Exercise: What is needed is an exact copy of all the records, written out in full.

Input material:
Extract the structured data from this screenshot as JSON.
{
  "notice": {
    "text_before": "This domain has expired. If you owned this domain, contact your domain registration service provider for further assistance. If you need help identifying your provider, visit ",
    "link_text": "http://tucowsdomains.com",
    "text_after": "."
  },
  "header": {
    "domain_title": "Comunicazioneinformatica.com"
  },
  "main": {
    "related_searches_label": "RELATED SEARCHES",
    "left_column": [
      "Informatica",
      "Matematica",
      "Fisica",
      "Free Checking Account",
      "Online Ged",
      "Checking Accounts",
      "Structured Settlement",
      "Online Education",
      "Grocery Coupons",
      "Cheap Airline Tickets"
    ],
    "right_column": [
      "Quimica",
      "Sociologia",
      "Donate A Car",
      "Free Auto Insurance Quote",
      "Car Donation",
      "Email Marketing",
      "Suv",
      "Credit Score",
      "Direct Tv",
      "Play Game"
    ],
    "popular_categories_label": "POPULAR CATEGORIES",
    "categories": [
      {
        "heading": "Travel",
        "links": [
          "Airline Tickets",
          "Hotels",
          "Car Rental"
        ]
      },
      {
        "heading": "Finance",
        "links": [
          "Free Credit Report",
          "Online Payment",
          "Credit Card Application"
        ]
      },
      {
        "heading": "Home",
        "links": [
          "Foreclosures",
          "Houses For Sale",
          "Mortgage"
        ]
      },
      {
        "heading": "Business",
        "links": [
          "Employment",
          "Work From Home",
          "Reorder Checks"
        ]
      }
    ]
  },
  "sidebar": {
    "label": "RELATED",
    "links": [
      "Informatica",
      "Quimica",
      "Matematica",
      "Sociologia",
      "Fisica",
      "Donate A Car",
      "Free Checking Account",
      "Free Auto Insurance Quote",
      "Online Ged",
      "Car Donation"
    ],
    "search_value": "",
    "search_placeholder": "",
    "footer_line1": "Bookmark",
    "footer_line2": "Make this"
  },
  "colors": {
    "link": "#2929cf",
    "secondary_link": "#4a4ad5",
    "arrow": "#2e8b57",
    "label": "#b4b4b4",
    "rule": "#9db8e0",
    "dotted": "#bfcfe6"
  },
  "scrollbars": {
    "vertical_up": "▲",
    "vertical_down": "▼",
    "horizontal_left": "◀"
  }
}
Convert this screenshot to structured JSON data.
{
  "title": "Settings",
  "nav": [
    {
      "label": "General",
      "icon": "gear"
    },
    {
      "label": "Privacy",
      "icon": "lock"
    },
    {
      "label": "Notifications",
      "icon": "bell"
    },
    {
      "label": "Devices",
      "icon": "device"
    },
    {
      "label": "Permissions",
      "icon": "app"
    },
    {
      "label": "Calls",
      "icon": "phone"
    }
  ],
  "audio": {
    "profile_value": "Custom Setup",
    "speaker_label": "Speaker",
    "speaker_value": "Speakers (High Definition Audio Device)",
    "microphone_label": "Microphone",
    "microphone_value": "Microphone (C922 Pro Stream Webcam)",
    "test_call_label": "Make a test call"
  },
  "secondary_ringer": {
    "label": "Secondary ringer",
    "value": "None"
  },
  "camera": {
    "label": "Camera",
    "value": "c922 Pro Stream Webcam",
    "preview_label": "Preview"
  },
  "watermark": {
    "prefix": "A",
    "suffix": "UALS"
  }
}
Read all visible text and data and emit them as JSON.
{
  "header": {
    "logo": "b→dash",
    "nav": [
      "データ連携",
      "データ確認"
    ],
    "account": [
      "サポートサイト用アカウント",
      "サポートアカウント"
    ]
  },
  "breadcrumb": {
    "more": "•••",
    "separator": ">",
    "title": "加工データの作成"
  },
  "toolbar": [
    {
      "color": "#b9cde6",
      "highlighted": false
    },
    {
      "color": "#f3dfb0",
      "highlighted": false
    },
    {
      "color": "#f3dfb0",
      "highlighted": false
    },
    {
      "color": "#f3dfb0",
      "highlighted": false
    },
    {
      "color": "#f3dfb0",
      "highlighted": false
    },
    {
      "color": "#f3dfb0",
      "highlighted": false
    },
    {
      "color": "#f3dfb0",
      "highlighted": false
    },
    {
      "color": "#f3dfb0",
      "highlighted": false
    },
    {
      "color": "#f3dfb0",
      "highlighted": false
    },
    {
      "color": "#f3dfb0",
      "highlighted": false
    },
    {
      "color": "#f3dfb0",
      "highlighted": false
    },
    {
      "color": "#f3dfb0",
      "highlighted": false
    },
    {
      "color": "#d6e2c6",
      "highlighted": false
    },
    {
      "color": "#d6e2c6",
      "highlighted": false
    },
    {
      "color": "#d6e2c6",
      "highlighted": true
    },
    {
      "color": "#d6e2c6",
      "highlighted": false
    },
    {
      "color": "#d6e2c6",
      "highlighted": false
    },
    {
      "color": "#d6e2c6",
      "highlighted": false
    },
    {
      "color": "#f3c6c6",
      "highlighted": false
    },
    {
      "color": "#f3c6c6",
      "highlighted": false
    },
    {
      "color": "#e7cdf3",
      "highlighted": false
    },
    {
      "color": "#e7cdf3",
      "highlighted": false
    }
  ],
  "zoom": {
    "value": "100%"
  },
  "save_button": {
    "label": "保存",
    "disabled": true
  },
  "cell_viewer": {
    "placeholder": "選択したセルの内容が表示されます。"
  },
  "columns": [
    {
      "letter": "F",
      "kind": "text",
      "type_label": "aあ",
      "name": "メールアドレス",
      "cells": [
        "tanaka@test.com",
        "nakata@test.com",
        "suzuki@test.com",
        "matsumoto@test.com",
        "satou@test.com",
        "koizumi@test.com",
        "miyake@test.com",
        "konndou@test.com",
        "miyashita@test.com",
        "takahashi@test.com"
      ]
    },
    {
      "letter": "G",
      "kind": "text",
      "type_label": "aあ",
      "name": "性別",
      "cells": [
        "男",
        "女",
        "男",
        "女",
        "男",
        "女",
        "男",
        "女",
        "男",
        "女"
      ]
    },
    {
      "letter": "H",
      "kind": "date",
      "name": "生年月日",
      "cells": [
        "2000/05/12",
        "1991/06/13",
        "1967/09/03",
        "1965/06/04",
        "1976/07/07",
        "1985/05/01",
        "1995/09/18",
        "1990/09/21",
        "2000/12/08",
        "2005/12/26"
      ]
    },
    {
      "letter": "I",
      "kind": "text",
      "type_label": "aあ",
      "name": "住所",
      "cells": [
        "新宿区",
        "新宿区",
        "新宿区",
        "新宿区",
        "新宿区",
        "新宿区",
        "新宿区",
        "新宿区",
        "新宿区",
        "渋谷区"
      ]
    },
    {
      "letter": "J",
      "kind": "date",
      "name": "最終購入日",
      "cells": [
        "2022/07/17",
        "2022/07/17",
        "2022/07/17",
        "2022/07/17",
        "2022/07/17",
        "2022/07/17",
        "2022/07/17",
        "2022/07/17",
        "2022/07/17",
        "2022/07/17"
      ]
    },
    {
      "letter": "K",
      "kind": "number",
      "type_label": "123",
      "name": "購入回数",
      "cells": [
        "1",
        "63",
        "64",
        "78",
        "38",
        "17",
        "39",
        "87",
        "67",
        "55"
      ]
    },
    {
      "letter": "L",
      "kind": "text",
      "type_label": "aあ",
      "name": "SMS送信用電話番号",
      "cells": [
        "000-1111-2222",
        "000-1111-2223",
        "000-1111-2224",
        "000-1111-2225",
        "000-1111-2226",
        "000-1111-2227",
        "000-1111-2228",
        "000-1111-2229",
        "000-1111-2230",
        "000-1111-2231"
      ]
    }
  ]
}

Result of this task:
Extract the structured data from this screenshot as JSON.
{
  "notice": {
    "text_before": "This domain has expired. If you owned this domain, contact your domain registration service provider for further assistance. If you need help identifying your provider, visit ",
    "link_text": "http://tucowsdomains.com",
    "text_after": "."
  },
  "header": {
    "domain_title": "Comunicazioneinformatica.com"
  },
  "main": {
    "related_searches_label": "RELATED SEARCHES",
    "left_column": [
      "Informatica",
      "Matematica",
      "Fisica",
      "Free Checking Account",
      "Online Ged",
      "Checking Accounts",
      "Structured Settlement",
      "Online Education",
      "Grocery Coupons",
      "Cheap Airline Tickets"
    ],
    "right_column": [
      "Quimica",
      "Sociologia",
      "Donate A Car",
      "Free Auto Insurance Quote",
      "Car Donation",
      "Email Marketing",
      "Suv",
      "Credit Score",
      "Direct Tv",
      "Play Game"
    ],
    "popular_categories_label": "POPULAR CATEGORIES",
    "categories": [
      {
        "heading": "Travel",
        "links": [
          "Airline Tickets",
          "Hotels",
          "Car Rental"
        ]
      },
      {
        "heading": "Finance",
        "links": [
          "Free Credit Report",
          "Online Payment",
          "Credit Card Application"
        ]
      },
      {
        "heading": "Home",
        "links": [
          "Foreclosures",
          "Houses For Sale",
          "Mortgage"
        ]
      },
      {
        "heading": "Business",
        "links": [
          "Employment",
          "Work From Home",
          "Reorder Checks"
        ]
      }
    ]
  },
  "sidebar": {
    "label": "RELATED",
    "links": [
      "Informatica",
      "Quimica",
      "Matematica",
      "Sociologia",
      "Fisica",
      "Donate A Car",
      "Free Checking Account",
      "Free Auto Insurance Quote",
      "Online Ged",
      "Car Donation"
    ],
    "search_value": "",
    "search_placeholder": "",
    "footer_line1": "Bookmark",
    "footer_line2": "Make this"
  },
  "colors": {
    "link": "#2929cf",
    "secondary_link": "#4a4ad5",
    "arrow": "#2e8b57",
    "label": "#b4b4b4",
    "rule": "#9db8e0",
    "dotted": "#bfcfe6"
  },
  "scrollbars": {
    "vertical_up": "▲",
    "vertical_down": "▼",
    "horizontal_left": "◀"
  }
}
Convert this screenshot to structured JSON data.
{
  "title": "Settings",
  "nav": [
    {
      "label": "General",
      "icon": "gear"
    },
    {
      "label": "Privacy",
      "icon": "lock"
    },
    {
      "label": "Notifications",
      "icon": "bell"
    },
    {
      "label": "Devices",
      "icon": "device"
    },
    {
      "label": "Permissions",
      "icon": "app"
    },
    {
      "label": "Calls",
      "icon": "phone"
    }
  ],
  "audio": {
    "profile_value": "Custom Setup",
    "speaker_label": "Speaker",
    "speaker_value": "Speakers (High Definition Audio Device)",
    "microphone_label": "Microphone",
    "microphone_value": "Microphone (C922 Pro Stream Webcam)",
    "test_call_label": "Make a test call"
  },
  "secondary_ringer": {
    "label": "Secondary ringer",
    "value": "None"
  },
  "camera": {
    "label": "Camera",
    "value": "c922 Pro Stream Webcam",
    "preview_label": "Preview"
  },
  "watermark": {
    "prefix": "A",
    "suffix": "UALS"
  }
}
Read all visible text and data and emit them as JSON.
{
  "header": {
    "logo": "b→dash",
    "nav": [
      "データ連携",
      "データ確認"
    ],
    "account": [
      "サポートサイト用アカウント",
      "サポートアカウント"
    ]
  },
  "breadcrumb": {
    "more": "•••",
    "separator": ">",
    "title": "加工データの作成"
  },
  "toolbar": [
    {
      "color": "#b9cde6",
      "highlighted": false
    },
    {
      "color": "#f3dfb0",
      "highlighted": false
    },
    {
      "color": "#f3dfb0",
      "highlighted": false
    },
    {
      "color": "#f3dfb0",
      "highlighted": false
    },
    {
      "color": "#f3dfb0",
      "highlighted": false
    },
    {
      "color": "#f3dfb0",
      "highlighted": false
    },
    {
      "color": "#f3dfb0",
      "highlighted": false
    },
    {
      "color": "#f3dfb0",
      "highlighted": false
    },
    {
      "color": "#f3dfb0",
      "highlighted": false
    },
    {
      "color": "#f3dfb0",
      "highlighted": false
    },
    {
      "color": "#f3dfb0",
      "highlighted": false
    },
    {
      "color": "#f3dfb0",
      "highlighted": false
    },
    {
      "color": "#d6e2c6",
      "highlighted": false
    },
    {
      "color": "#d6e2c6",
      "highlighted": false
    },
    {
      "color": "#d6e2c6",
      "highlighted": true
    },
    {
      "color": "#d6e2c6",
      "highlighted": false
    },
    {
      "color": "#d6e2c6",
      "highlighted": false
    },
    {
      "color": "#d6e2c6",
      "highlighted": false
    },
    {
      "color": "#f3c6c6",
      "highlighted": false
    },
    {
      "color": "#f3c6c6",
      "highlighted": false
    },
    {
      "color": "#e7cdf3",
      "highlighted": false
    },
    {
      "color": "#e7cdf3",
      "highlighted": false
    }
  ],
  "zoom": {
    "value": "100%"
  },
  "save_button": {
    "label": "保存",
    "disabled": true
  },
  "cell_viewer": {
    "placeholder": "選択したセルの内容が表示されます。"
  },
  "columns": [
    {
      "letter": "F",
      "kind": "text",
      "type_label": "aあ",
      "name": "メールアドレス",
      "cells": [
        "tanaka@test.com",
        "nakata@test.com",
        "suzuki@test.com",
        "matsumoto@test.com",
        "satou@test.com",
        "koizumi@test.com",
        "miyake@test.com",
        "konndou@test.com",
        "miyashita@test.com",
        "takahashi@test.com"
      ]
    },
    {
      "letter": "G",
      "kind": "text",
      "type_label": "aあ",
      "name": "性別",
      "cells": [
        "男",
        "女",
        "男",
        "女",
        "男",
        "女",
        "男",
        "女",
        "男",
        "女"
      ]
    },
    {
      "letter": "H",
      "kind": "date",
      "name": "生年月日",
      "cells": [
        "2000/05/12",
        "1991/06/13",
        "1967/09/03",
        "1965/06/04",
        "1976/07/07",
        "1985/05/01",
        "1995/09/18",
        "1990/09/21",
        "2000/12/08",
        "2005/12/26"
      ]
    },
    {
      "letter": "I",
      "kind": "text",
      "type_label": "aあ",
      "name": "住所",
      "cells": [
        "新宿区",
        "新宿区",
        "新宿区",
        "新宿区",
        "新宿区",
        "新宿区",
        "新宿区",
        "新宿区",
        "新宿区",
        "渋谷区"
      ]
    },
    {
      "letter": "J",
      "kind": "date",
      "name": "最終購入日",
      "cells": [
        "2022/07/17",
        "2022/07/17",
        "2022/07/17",
        "2022/07/17",
        "2022/07/17",
        "2022/07/17",
        "2022/07/17",
        "2022/07/17",
        "2022/07/17",
        "2022/07/17"
      ]
    },
    {
      "letter": "K",
      "kind": "number",
      "type_label": "123",
      "name": "購入回数",
      "cells": [
        "1",
        "63",
        "64",
        "78",
        "38",
        "17",
        "39",
        "87",
        "67",
        "55"
      ]
    },
    {
      "letter": "L",
      "kind": "text",
      "type_label": "aあ",
      "name": "SMS送信用電話番号",
      "cells": [
        "000-1111-2222",
        "000-1111-2223",
        "000-1111-2224",
        "000-1111-2225",
        "000-1111-2226",
        "000-1111-2227",
        "000-1111-2228",
        "000-1111-2229",
        "000-1111-2230",
        "000-1111-2231"
      ]
    }
  ]
}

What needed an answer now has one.